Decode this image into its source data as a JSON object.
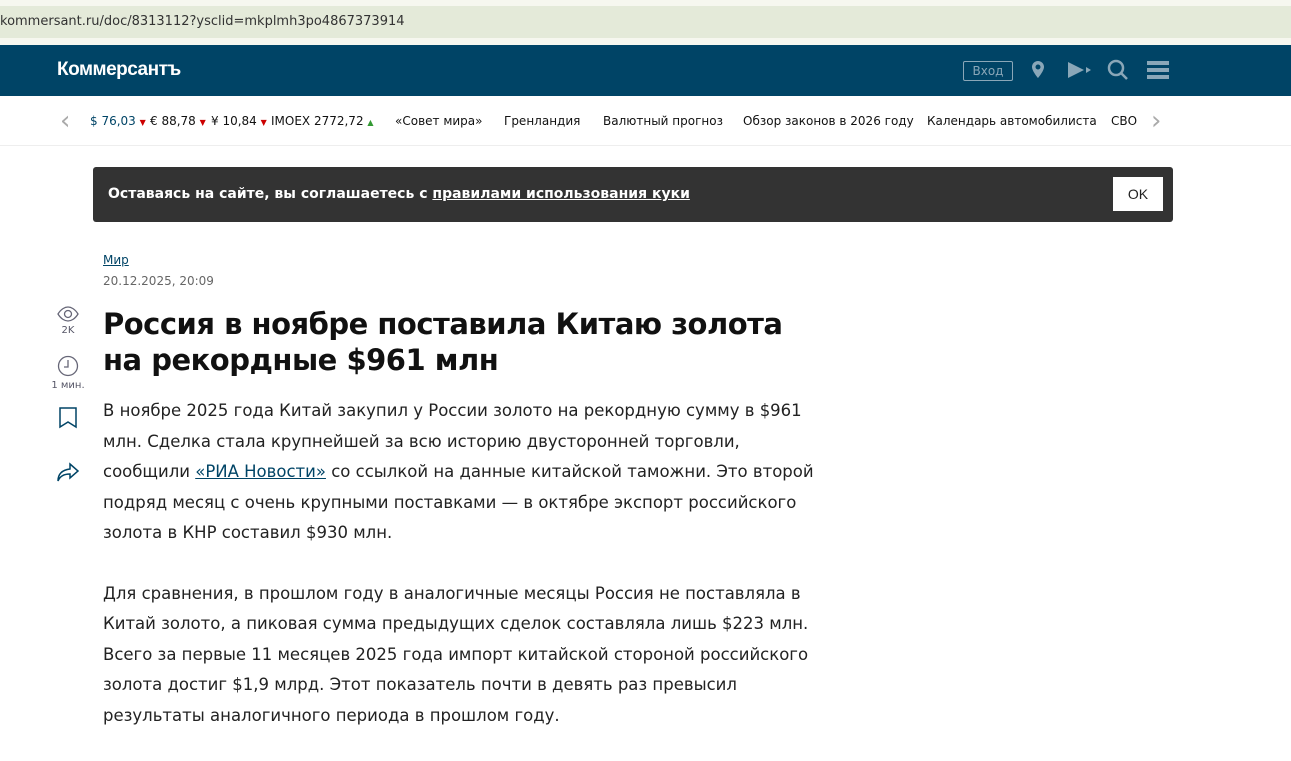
{
  "browser": {
    "url": "kommersant.ru/doc/8313112?ysclid=mkplmh3po4867373914"
  },
  "header": {
    "logo": "Коммерсантъ",
    "login": "Вход"
  },
  "ticker": {
    "rates": [
      {
        "label": "$ 76,03",
        "dir": "down"
      },
      {
        "label": "€ 88,78",
        "dir": "down"
      },
      {
        "label": "¥ 10,84",
        "dir": "down"
      },
      {
        "label": "IMOEX 2772,72",
        "dir": "up"
      }
    ],
    "links": [
      "«Совет мира»",
      "Гренландия",
      "Валютный прогноз",
      "Обзор законов в 2026 году",
      "Календарь автомобилиста",
      "СВО"
    ]
  },
  "cookie": {
    "text": "Оставаясь на сайте, вы соглашаетесь с ",
    "link": "правилами использования куки",
    "ok": "OK"
  },
  "article": {
    "rubric": "Мир",
    "date": "20.12.2025, 20:09",
    "title": "Россия в ноябре поставила Китаю золота на рекордные $961 млн",
    "views": "2K",
    "read_time": "1 мин.",
    "p1_a": "В ноябре 2025 года Китай закупил у России золото на рекордную сумму в $961 млн. Сделка стала крупнейшей за всю историю двусторонней торговли, сообщили ",
    "p1_link": "«РИА Новости»",
    "p1_b": " со ссылкой на данные китайской таможни. Это второй подряд месяц с очень крупными поставками — в октябре экспорт российского золота в КНР составил $930 млн.",
    "p2": "Для сравнения, в прошлом году в аналогичные месяцы Россия не поставляла в Китай золото, а пиковая сумма предыдущих сделок составляла лишь $223 млн. Всего за первые 11 месяцев 2025 года импорт китайской стороной российского золота достиг $1,9 млрд. Этот показатель почти в девять раз превысил результаты аналогичного периода в прошлом году."
  }
}
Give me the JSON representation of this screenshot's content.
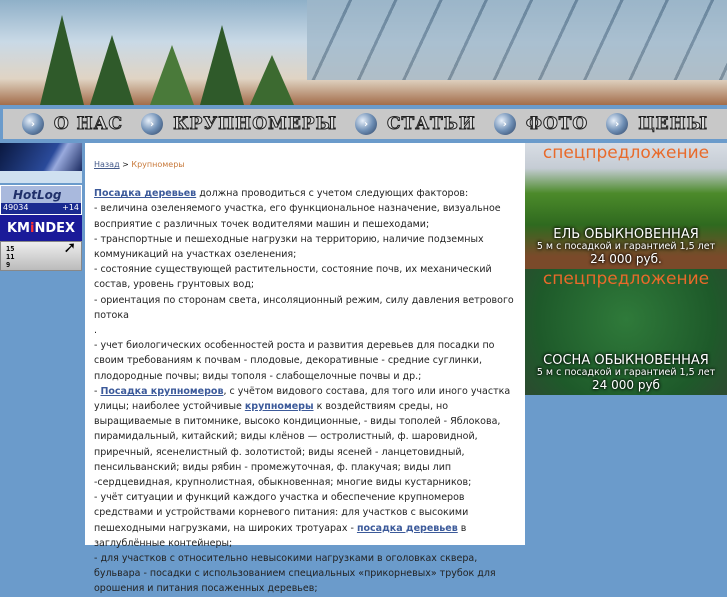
{
  "nav": [
    {
      "label": "О НАС"
    },
    {
      "label": "КРУПНОМЕРЫ"
    },
    {
      "label": "СТАТЬИ"
    },
    {
      "label": "ФОТО"
    },
    {
      "label": "ЦЕНЫ"
    }
  ],
  "counters": {
    "hotlog": {
      "label": "HotLog",
      "total": "49034",
      "today": "+14"
    },
    "kmindex": {
      "label_a": "KM",
      "label_b": "i",
      "label_c": "NDEX",
      "stats": [
        "15",
        "11",
        "9"
      ]
    }
  },
  "breadcrumb": {
    "back": "Назад",
    "sep": " > ",
    "current": "Крупномеры"
  },
  "article": {
    "p1_link": "Посадка деревьев",
    "p1": " должна проводиться с учетом следующих факторов:",
    "l1": "- величина озеленяемого участка, его функциональное назначение, визуальное восприятие с различных точек водителями машин и пешеходами;",
    "l2": "- транспортные и пешеходные нагрузки на территорию, наличие подземных коммуникаций на участках озеленения;",
    "l3": "- состояние существующей растительности, состояние почв, их механический состав, уровень грунтовых вод;",
    "l4": "- ориентация по сторонам света, инсоляционный режим, силу давления ветрового потока",
    "l4b": ".",
    "l5": "- учет биологических особенностей роста и развития деревьев для посадки по своим требованиям к почвам - плодовые, декоративные - средние суглинки, плодородные почвы; виды тополя - слабощелочные почвы и др.;",
    "l6_pre": "- ",
    "l6_link": "Посадка крупномеров",
    "l6_mid": ", с учётом видового состава, для того или иного участка улицы; наиболее устойчивые ",
    "l6_link2": "крупномеры",
    "l6_end": " к воздействиям среды, но выращиваемые в питомнике, высоко кондиционные, - виды тополей - Яблокова, пирамидальный, китайский; виды клёнов — остролистный, ф. шаровидной, приречный, ясенелистный ф. золотистой; виды ясеней - ланцетовидный, пенсильванский; виды рябин - промежуточная, ф. плакучая; виды лип -сердцевидная, крупнолистная, обыкновенная; многие виды кустарников;",
    "l7": "- учёт ситуации и функций каждого участка и обеспечение крупномеров средствами и устройствами корневого питания: для участков с высокими пешеходными нагрузками, на широких тротуарах - ",
    "l7_link": "посадка деревьев",
    "l7_end": " в заглублённые контейнеры;",
    "l8": "- для участков с относительно невысокими нагрузками в оголовках сквера, бульвара - посадки с использованием специальных «прикорневых» трубок для орошения и питания посаженных деревьев;"
  },
  "promos": [
    {
      "tag": "спецпредложение",
      "title": "ЕЛЬ ОБЫКНОВЕННАЯ",
      "desc": "5 м с посадкой и гарантией 1,5 лет",
      "price": "24 000 руб."
    },
    {
      "tag": "спецпредложение",
      "title": "СОСНА ОБЫКНОВЕННАЯ",
      "desc": "5 м с посадкой и гарантией 1,5 лет",
      "price": "24 000 руб"
    }
  ]
}
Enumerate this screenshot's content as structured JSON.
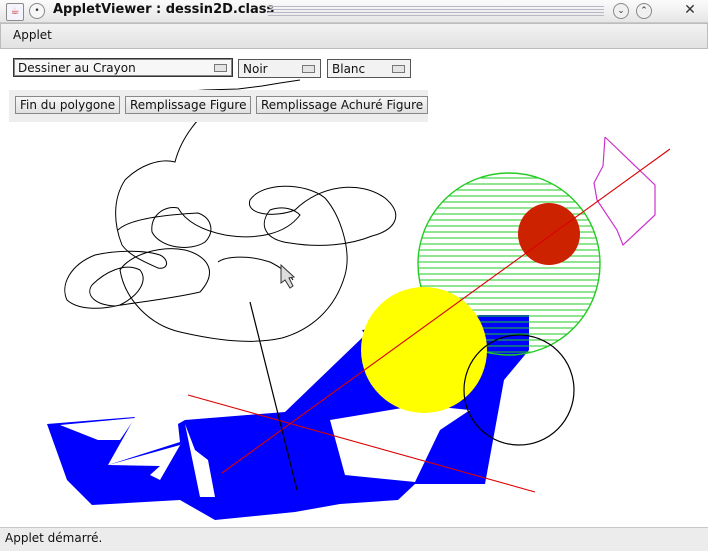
{
  "window": {
    "title": "AppletViewer : dessin2D.class",
    "app_icon": "java-icon",
    "buttons": [
      "window-menu-icon",
      "minimize-icon",
      "maximize-icon",
      "close-icon"
    ]
  },
  "menubar": {
    "items": [
      {
        "label": "Applet"
      }
    ]
  },
  "toolbar": {
    "mode_select": {
      "value": "Dessiner au Crayon"
    },
    "color_select": {
      "value": "Noir"
    },
    "fill_select": {
      "value": "Blanc"
    },
    "buttons": [
      {
        "label": "Fin du polygone"
      },
      {
        "label": "Remplissage Figure"
      },
      {
        "label": "Remplissage Achuré Figure"
      }
    ]
  },
  "status": {
    "text": "Applet démarré."
  },
  "colors": {
    "blue_fill": "#0000ff",
    "yellow_fill": "#ffff00",
    "green_circle": "#22cc22",
    "red_disc": "#cc2200",
    "red_line": "#dd0000",
    "magenta_polygon": "#cc33cc",
    "black_stroke": "#000000"
  }
}
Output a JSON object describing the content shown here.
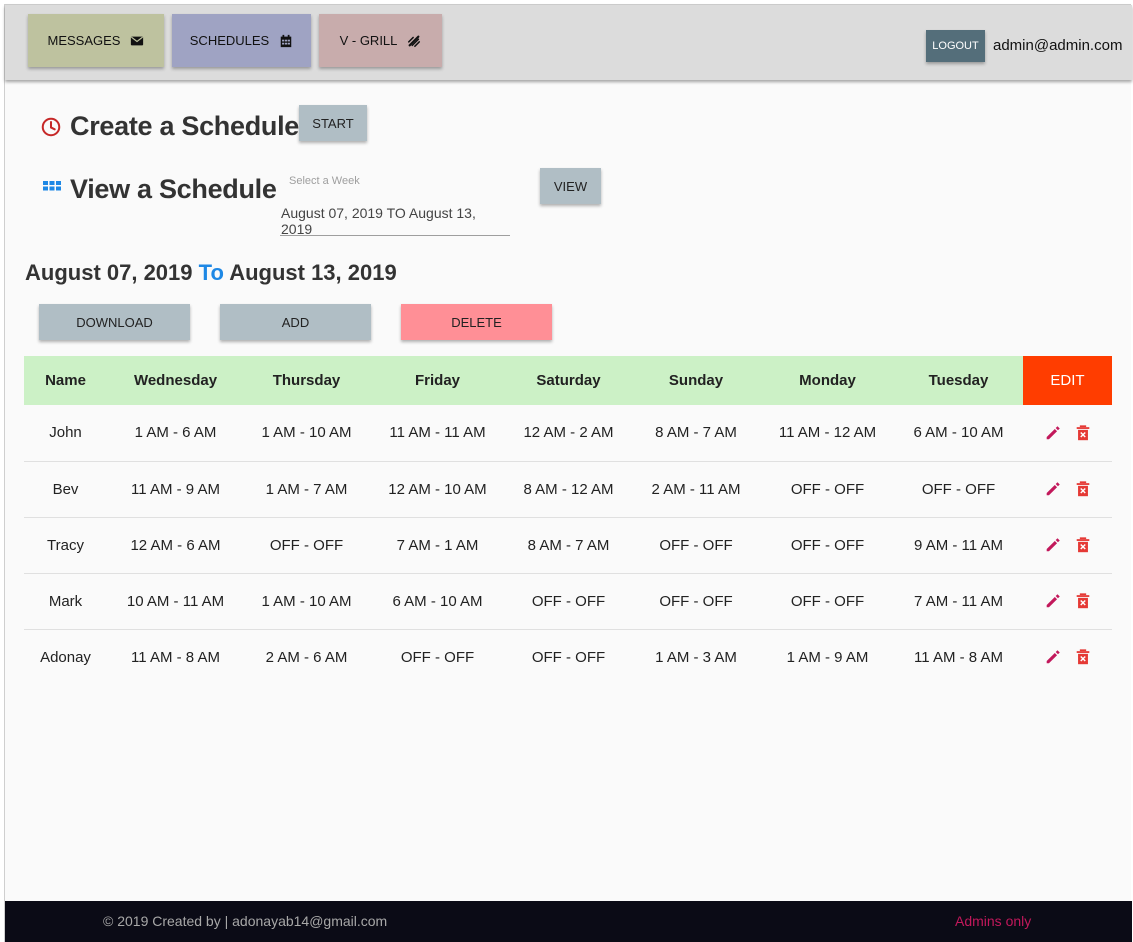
{
  "nav": {
    "messages_label": "MESSAGES",
    "schedules_label": "SCHEDULES",
    "vgrill_label": "V - GRILL",
    "logout_label": "LOGOUT",
    "user_email": "admin@admin.com"
  },
  "create": {
    "title": "Create a Schedule",
    "start_label": "START"
  },
  "view": {
    "title": "View a Schedule",
    "week_label": "Select a Week",
    "week_value": "August 07, 2019 TO August 13, 2019",
    "view_label": "VIEW"
  },
  "range": {
    "start": "August 07, 2019",
    "to": "To",
    "end": "August 13, 2019"
  },
  "actions": {
    "download_label": "DOWNLOAD",
    "add_label": "ADD",
    "delete_label": "DELETE"
  },
  "table": {
    "headers": [
      "Name",
      "Wednesday",
      "Thursday",
      "Friday",
      "Saturday",
      "Sunday",
      "Monday",
      "Tuesday",
      "EDIT"
    ],
    "rows": [
      [
        "John",
        "1 AM - 6 AM",
        "1 AM - 10 AM",
        "11 AM - 11 AM",
        "12 AM - 2 AM",
        "8 AM - 7 AM",
        "11 AM - 12 AM",
        "6 AM - 10 AM"
      ],
      [
        "Bev",
        "11 AM - 9 AM",
        "1 AM - 7 AM",
        "12 AM - 10 AM",
        "8 AM - 12 AM",
        "2 AM - 11 AM",
        "OFF - OFF",
        "OFF - OFF"
      ],
      [
        "Tracy",
        "12 AM - 6 AM",
        "OFF - OFF",
        "7 AM - 1 AM",
        "8 AM - 7 AM",
        "OFF - OFF",
        "OFF - OFF",
        "9 AM - 11 AM"
      ],
      [
        "Mark",
        "10 AM - 11 AM",
        "1 AM - 10 AM",
        "6 AM - 10 AM",
        "OFF - OFF",
        "OFF - OFF",
        "OFF - OFF",
        "7 AM - 11 AM"
      ],
      [
        "Adonay",
        "11 AM - 8 AM",
        "2 AM - 6 AM",
        "OFF - OFF",
        "OFF - OFF",
        "1 AM - 3 AM",
        "1 AM - 9 AM",
        "11 AM - 8 AM"
      ]
    ]
  },
  "footer": {
    "copyright": "© 2019 Created by | adonayab14@gmail.com",
    "admins": "Admins only"
  },
  "colors": {
    "messages_btn": "#bec29f",
    "schedules_btn": "#9fa3c3",
    "vgrill_btn": "#c8acac",
    "logout_btn": "#546e7a",
    "grey_btn": "#b0bec5",
    "delete_btn": "#ff8f96",
    "table_header": "#ccf1c6",
    "edit_header": "#ff3d00",
    "clock_icon": "#c62828",
    "grid_icon": "#1e88e5",
    "to_accent": "#1e88e5",
    "pencil_icon": "#c2185b",
    "trash_icon": "#e53935",
    "footer_bg": "#0b0b16",
    "admins_text": "#c2185b"
  },
  "icons": {
    "messages": "envelope-icon",
    "schedules": "calendar-icon",
    "vgrill": "grill-icon",
    "create": "clock-icon",
    "view": "grid-icon",
    "edit": "pencil-icon",
    "delete": "trash-icon"
  }
}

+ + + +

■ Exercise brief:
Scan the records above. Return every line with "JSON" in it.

■ Task solution:
Decode this image into its source data as a JSON object.
Give me the JSON representation of this screenshot's content.
Enumerate this screenshot's content as structured JSON.
Output a JSON object describing the content shown here.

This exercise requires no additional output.